For Gaylon Currie

Wherever I watered the smooth, worked earth

That was to be my garden, 

White worms rose to drink. With a light-fearing reluctance 

They writhed up crumbs of loam

Until they shone on the wet, black dirt like blind stars.

Heavy-lidded shrub lizards, weirder than quarks

Or Persia, gave those worms the ancient eye,

Then descended with polite plops

To gobble up the heavens.

“Grazing my lizard herd,” I deadpanned

As you arrived, your arms around huge chunks

Of my past and cold beer. You blinked,

Stared like a great, wise reptile

And then, for no earthly reason other than love,

Almost believed me.

And that is it, old friend,

That despite everything you come with your hands

Held out to me,

Offering spirits, expecting magic,

Full of dark, thirsty brilliance.

All afternoon we leaned together,

Two shepherds of absurdity

Gathering about us like well-worn cloaks

The ragged meanings of our quest,

Drinking with the worms and stars.


I published a book of poems a few years back called Still Be Beautiful. Within a few months I intend to reissue portions of that book (including an ebook option), with substantial new poetic content, including the best lyrics from my songwriting career.

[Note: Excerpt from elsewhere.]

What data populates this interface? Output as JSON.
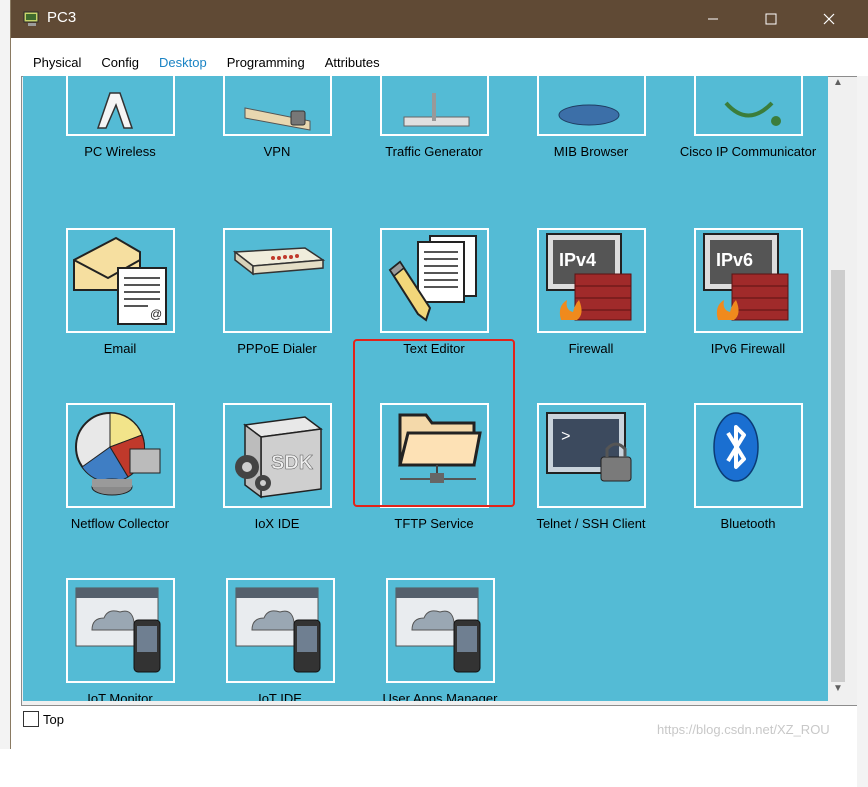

In the meantime, here is a sample poem, published initially in the Free State Review; more samples to follow: